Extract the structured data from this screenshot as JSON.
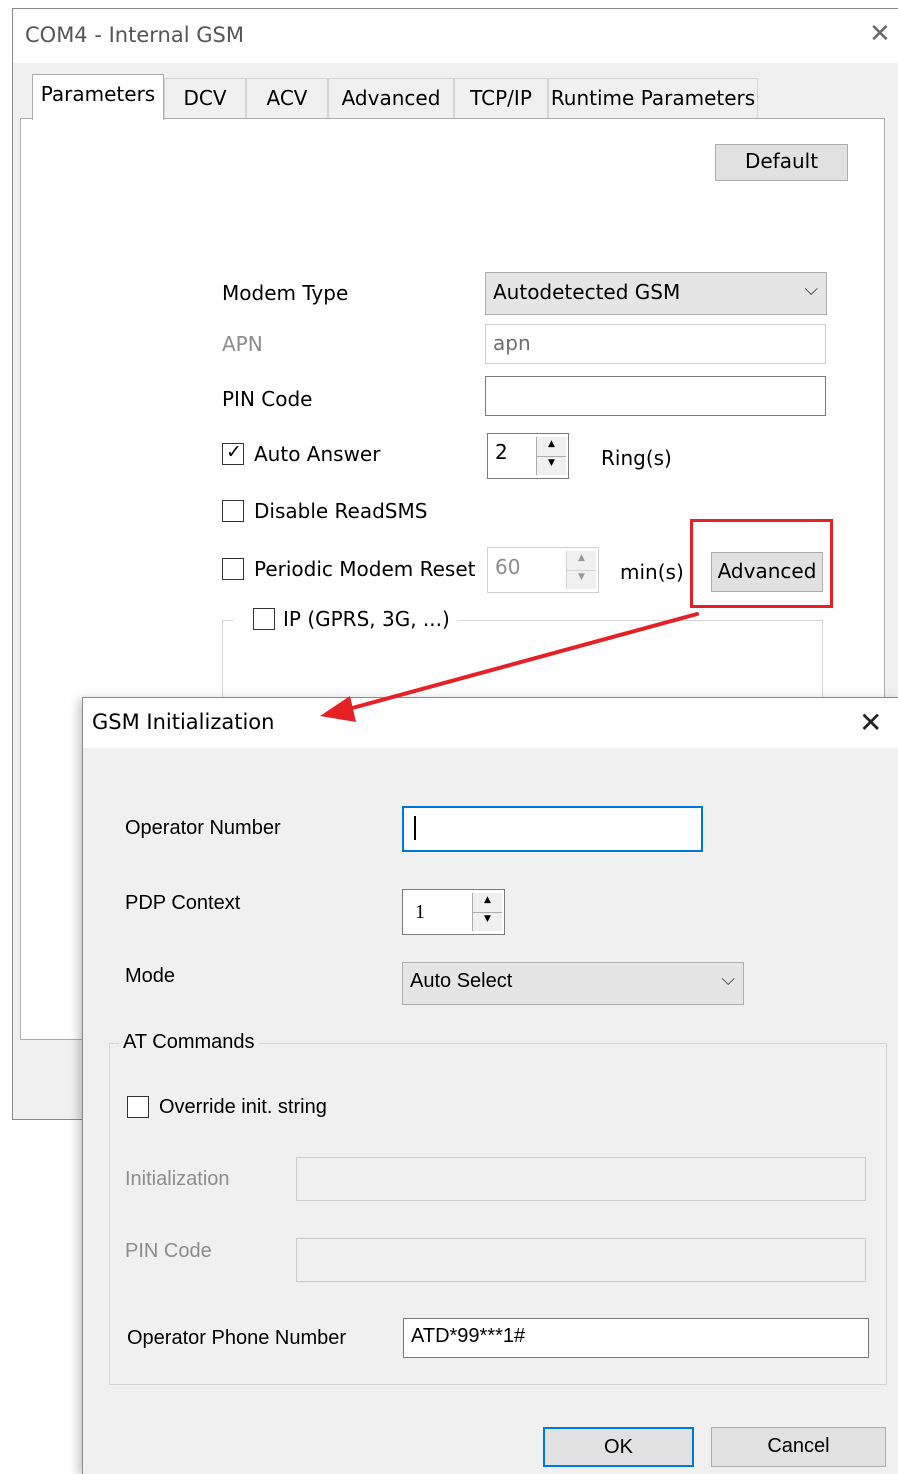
{
  "main_window": {
    "title": "COM4 - Internal GSM",
    "close_glyph": "✕",
    "tabs": [
      {
        "label": "Parameters",
        "active": true
      },
      {
        "label": "DCV"
      },
      {
        "label": "ACV"
      },
      {
        "label": "Advanced"
      },
      {
        "label": "TCP/IP"
      },
      {
        "label": "Runtime Parameters"
      }
    ],
    "default_button": "Default",
    "modem_type": {
      "label": "Modem Type",
      "value": "Autodetected GSM"
    },
    "apn": {
      "label": "APN",
      "value": "apn"
    },
    "pin_code": {
      "label": "PIN Code",
      "value": ""
    },
    "auto_answer": {
      "label": "Auto Answer",
      "checked": true,
      "value": "2",
      "unit": "Ring(s)"
    },
    "disable_readsms": {
      "label": "Disable ReadSMS",
      "checked": false
    },
    "periodic_reset": {
      "label": "Periodic Modem Reset",
      "checked": false,
      "value": "60",
      "unit": "min(s)"
    },
    "advanced_button": "Advanced",
    "ip_group": {
      "label": "IP (GPRS, 3G, ...)",
      "checked": false
    }
  },
  "dialog": {
    "title": "GSM Initialization",
    "close_glyph": "✕",
    "operator_number": {
      "label": "Operator Number",
      "value": ""
    },
    "pdp_context": {
      "label": "PDP Context",
      "value": "1"
    },
    "mode": {
      "label": "Mode",
      "value": "Auto Select"
    },
    "at_commands": {
      "title": "AT Commands",
      "override": {
        "label": "Override init. string",
        "checked": false
      },
      "initialization": {
        "label": "Initialization",
        "value": ""
      },
      "pin_code": {
        "label": "PIN Code",
        "value": ""
      },
      "operator_phone": {
        "label": "Operator Phone Number",
        "value": "ATD*99***1#"
      }
    },
    "ok_button": "OK",
    "cancel_button": "Cancel"
  },
  "annotation": {
    "color": "#e62025"
  },
  "icons": {
    "checkmark": "✓",
    "chevron": "⌵",
    "spin_up": "▲",
    "spin_down": "▼"
  }
}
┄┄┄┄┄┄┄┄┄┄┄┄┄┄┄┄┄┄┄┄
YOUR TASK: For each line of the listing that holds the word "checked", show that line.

ANSWER BOX:
      "checked": true,
      "checked": false
      "checked": false,
      "checked": false
        "checked": false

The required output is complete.